TASK BRIEF: Only a number is wanted: how many lines in the listing contain the word "same"?

AVAILABLE DATA:
■ ■ ■ ■
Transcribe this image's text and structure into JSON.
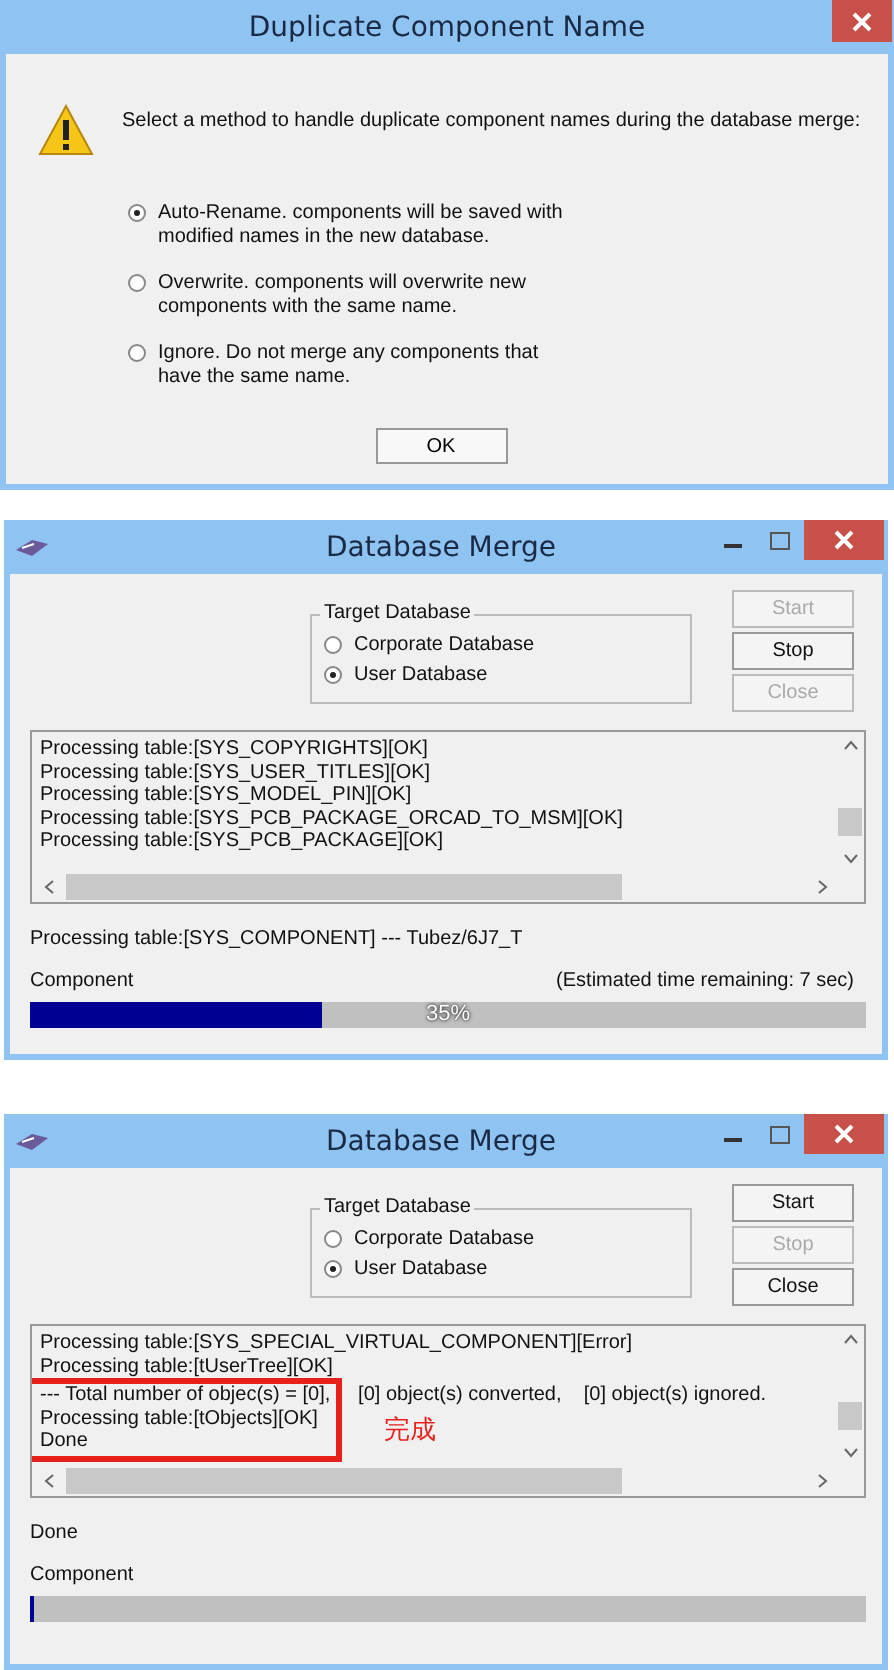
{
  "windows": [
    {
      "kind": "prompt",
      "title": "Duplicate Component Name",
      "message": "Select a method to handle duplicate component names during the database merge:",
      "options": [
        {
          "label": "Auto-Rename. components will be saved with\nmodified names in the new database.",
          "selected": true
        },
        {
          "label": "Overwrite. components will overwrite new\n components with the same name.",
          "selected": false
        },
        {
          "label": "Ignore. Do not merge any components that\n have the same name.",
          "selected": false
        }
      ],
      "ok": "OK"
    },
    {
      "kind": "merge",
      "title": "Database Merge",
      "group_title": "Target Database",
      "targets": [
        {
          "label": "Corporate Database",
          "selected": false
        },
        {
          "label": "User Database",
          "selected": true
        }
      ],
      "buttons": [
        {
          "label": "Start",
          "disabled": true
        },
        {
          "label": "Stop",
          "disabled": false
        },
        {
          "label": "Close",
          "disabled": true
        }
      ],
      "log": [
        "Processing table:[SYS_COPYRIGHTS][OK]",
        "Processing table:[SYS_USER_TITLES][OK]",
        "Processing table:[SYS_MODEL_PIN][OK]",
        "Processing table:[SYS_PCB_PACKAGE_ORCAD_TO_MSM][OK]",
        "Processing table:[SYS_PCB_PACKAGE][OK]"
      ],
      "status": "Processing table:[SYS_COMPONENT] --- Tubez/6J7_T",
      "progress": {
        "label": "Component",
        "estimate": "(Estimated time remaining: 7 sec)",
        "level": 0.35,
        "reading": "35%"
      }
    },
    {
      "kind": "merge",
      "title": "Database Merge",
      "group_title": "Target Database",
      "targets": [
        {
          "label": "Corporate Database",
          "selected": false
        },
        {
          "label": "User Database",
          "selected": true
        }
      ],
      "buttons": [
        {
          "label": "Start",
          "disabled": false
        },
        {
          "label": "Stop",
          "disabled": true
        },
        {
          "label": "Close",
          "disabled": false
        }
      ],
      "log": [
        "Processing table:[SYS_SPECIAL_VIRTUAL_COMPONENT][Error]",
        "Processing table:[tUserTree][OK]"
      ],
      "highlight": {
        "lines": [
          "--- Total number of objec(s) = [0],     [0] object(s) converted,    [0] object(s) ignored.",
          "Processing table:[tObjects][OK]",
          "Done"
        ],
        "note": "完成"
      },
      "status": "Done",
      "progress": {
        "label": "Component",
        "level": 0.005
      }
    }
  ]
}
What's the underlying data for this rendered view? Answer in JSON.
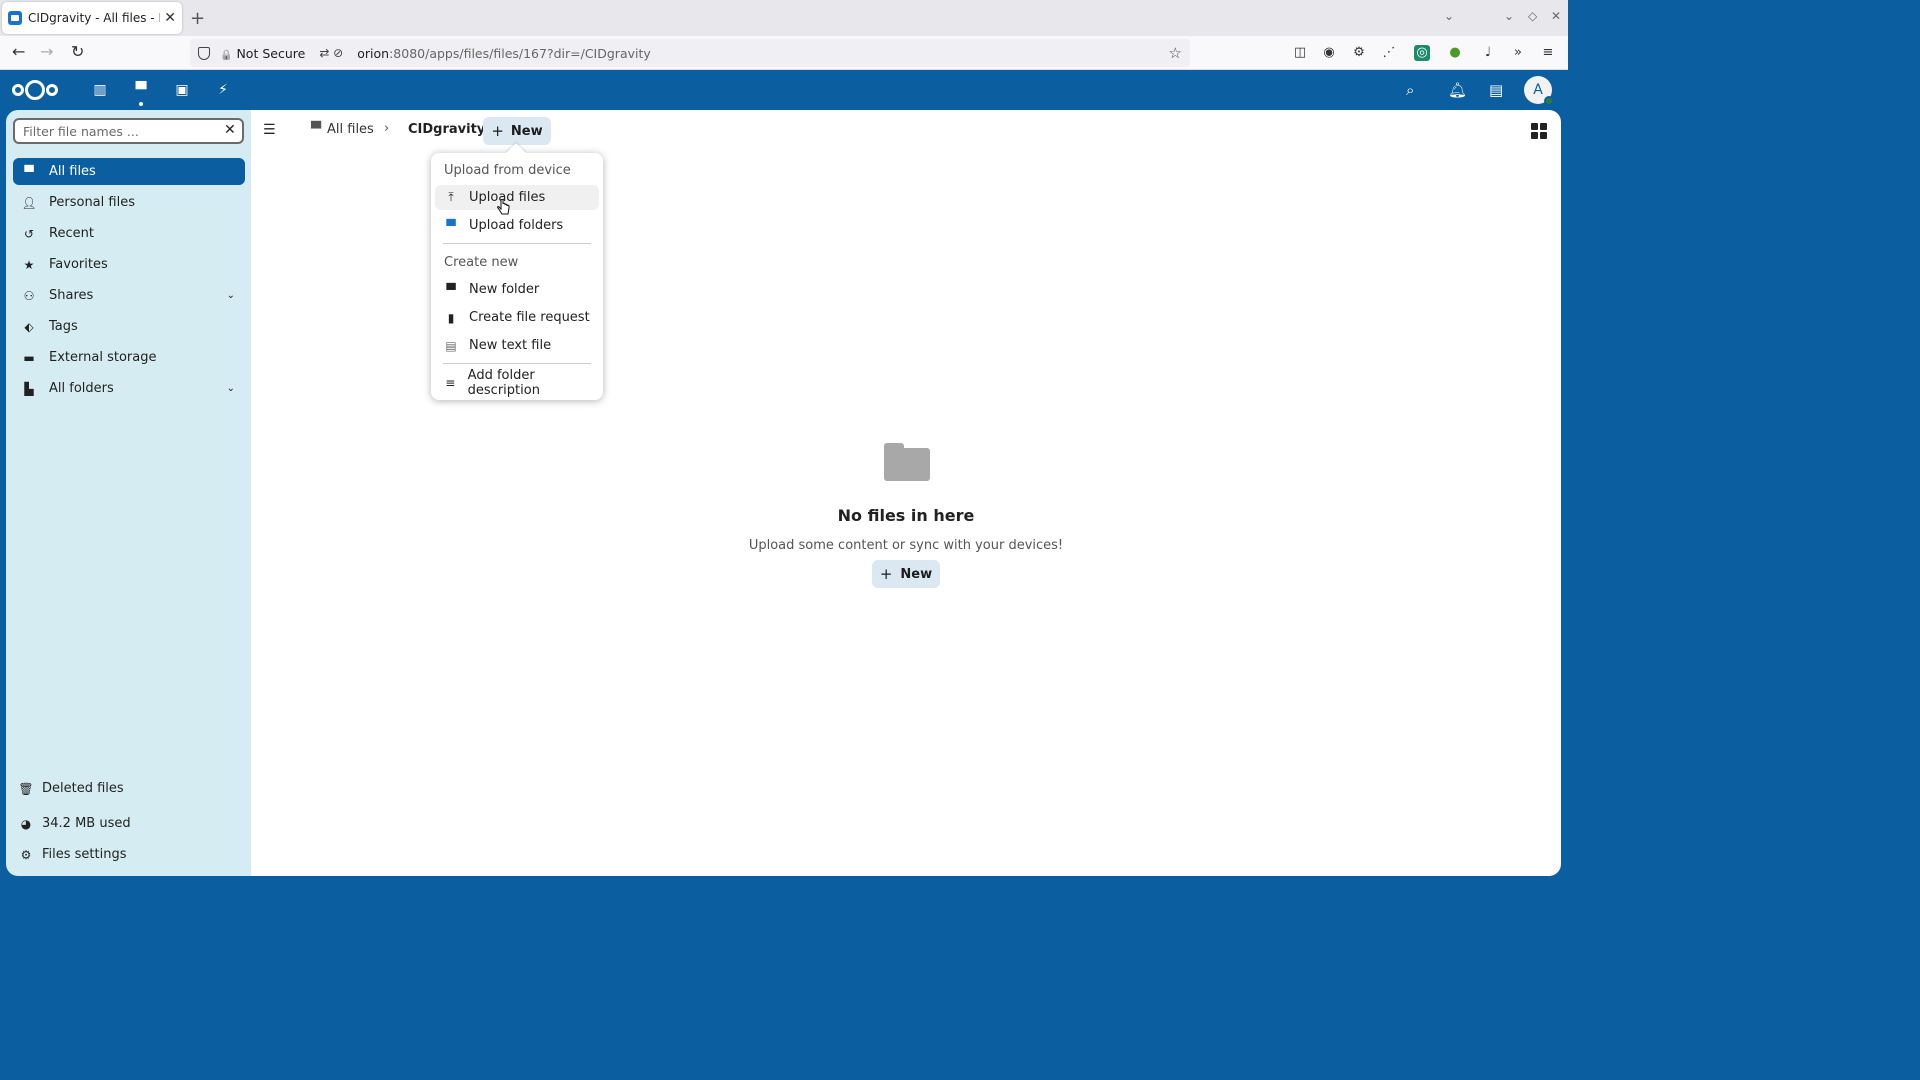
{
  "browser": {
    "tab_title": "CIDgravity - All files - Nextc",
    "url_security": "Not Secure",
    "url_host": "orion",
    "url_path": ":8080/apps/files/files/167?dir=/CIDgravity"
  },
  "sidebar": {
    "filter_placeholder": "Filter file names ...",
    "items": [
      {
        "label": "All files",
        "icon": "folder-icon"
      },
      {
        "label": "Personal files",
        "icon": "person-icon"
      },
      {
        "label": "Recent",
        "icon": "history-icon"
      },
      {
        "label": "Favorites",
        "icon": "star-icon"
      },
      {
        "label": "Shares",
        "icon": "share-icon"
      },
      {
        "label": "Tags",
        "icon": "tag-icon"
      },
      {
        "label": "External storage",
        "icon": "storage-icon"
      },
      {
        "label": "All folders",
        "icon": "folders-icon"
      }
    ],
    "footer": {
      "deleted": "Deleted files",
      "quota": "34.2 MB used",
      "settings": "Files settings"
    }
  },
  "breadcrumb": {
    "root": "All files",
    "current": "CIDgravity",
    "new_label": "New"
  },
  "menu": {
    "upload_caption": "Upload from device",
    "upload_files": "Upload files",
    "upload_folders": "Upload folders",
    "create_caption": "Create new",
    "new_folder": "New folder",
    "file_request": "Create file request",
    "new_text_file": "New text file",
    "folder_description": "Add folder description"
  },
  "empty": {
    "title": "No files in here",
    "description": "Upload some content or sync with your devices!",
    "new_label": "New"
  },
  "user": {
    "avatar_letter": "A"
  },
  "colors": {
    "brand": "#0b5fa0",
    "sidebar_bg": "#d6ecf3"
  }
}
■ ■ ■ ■
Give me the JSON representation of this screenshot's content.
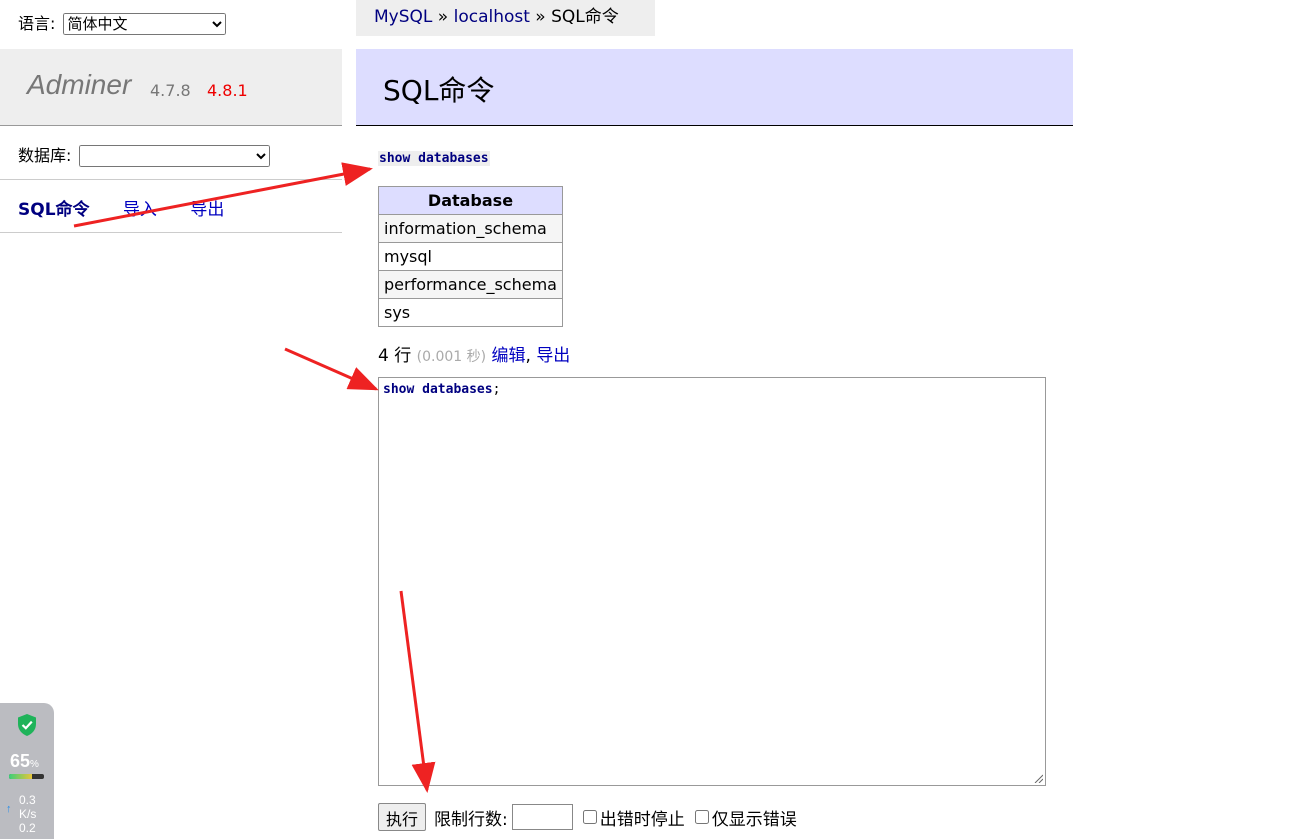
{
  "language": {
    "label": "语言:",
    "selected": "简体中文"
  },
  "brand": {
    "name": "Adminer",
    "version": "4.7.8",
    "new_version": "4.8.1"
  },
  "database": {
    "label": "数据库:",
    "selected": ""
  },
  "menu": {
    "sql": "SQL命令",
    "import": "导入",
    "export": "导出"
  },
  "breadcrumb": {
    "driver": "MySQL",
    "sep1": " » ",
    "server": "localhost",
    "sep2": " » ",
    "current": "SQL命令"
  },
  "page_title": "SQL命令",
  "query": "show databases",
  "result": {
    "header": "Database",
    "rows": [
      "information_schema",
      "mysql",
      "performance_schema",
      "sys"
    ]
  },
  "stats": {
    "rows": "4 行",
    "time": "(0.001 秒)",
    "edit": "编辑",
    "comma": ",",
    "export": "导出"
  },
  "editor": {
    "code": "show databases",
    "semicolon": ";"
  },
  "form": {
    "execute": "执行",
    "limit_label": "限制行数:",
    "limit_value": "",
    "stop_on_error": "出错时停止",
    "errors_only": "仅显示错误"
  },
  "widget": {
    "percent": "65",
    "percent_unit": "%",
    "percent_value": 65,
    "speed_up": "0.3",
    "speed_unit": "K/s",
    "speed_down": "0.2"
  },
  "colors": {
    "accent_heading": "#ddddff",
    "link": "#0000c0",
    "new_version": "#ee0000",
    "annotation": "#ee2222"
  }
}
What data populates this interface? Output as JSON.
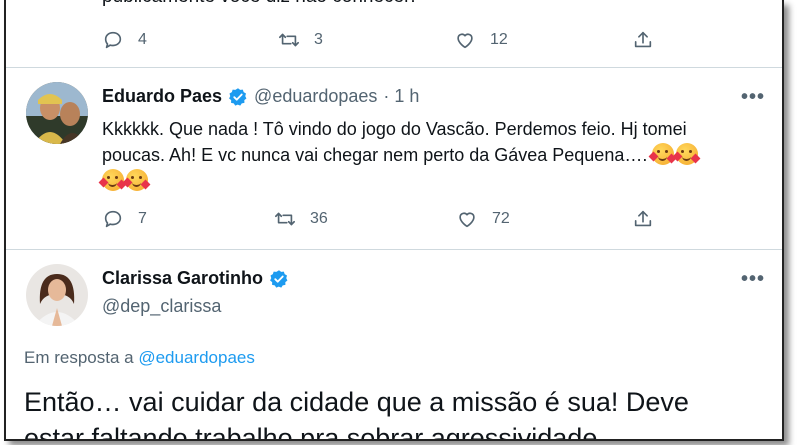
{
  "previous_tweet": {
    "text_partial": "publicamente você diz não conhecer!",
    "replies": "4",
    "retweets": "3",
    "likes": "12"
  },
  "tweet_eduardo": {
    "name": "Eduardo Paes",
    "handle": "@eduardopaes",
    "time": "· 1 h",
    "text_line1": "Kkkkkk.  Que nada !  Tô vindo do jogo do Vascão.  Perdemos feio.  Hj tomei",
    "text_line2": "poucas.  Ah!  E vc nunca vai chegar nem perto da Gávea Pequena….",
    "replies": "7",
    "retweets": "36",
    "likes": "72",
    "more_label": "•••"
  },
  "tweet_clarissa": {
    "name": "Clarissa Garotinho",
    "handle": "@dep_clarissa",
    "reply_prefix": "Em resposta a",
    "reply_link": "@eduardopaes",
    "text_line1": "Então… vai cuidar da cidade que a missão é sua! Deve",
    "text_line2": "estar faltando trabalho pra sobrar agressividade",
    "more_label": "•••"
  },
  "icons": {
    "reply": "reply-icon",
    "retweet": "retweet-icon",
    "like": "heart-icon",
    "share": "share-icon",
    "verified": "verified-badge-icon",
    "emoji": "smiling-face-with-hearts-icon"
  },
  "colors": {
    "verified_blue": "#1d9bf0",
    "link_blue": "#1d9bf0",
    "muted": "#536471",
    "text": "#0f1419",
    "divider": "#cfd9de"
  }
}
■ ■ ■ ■
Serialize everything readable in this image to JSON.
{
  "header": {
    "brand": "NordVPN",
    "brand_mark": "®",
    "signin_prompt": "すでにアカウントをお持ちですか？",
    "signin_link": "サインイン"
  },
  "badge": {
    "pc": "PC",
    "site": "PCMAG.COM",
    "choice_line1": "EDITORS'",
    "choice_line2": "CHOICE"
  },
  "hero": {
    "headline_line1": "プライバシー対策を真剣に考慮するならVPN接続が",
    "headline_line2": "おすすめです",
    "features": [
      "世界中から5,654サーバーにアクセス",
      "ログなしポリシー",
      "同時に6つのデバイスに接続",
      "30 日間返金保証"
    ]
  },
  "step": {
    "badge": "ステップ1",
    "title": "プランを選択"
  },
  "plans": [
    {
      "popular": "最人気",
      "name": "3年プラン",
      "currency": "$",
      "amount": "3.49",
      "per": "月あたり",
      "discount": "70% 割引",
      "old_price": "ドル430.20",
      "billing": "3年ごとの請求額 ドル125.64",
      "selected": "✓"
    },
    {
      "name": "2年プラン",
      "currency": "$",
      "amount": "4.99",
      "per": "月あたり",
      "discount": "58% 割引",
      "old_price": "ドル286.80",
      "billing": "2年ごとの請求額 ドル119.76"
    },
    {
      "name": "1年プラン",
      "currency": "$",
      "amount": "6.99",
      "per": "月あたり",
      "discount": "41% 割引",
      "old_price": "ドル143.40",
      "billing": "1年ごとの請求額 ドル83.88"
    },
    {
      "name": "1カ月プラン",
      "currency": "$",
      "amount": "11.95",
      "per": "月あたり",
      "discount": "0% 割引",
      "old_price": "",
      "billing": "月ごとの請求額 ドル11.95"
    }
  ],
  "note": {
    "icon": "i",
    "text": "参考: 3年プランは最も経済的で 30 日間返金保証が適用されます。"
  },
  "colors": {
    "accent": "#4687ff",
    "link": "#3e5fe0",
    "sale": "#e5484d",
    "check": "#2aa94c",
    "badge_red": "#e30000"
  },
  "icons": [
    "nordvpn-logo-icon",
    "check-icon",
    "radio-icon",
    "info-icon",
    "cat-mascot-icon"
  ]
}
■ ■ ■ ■
ANSWER AREA: 2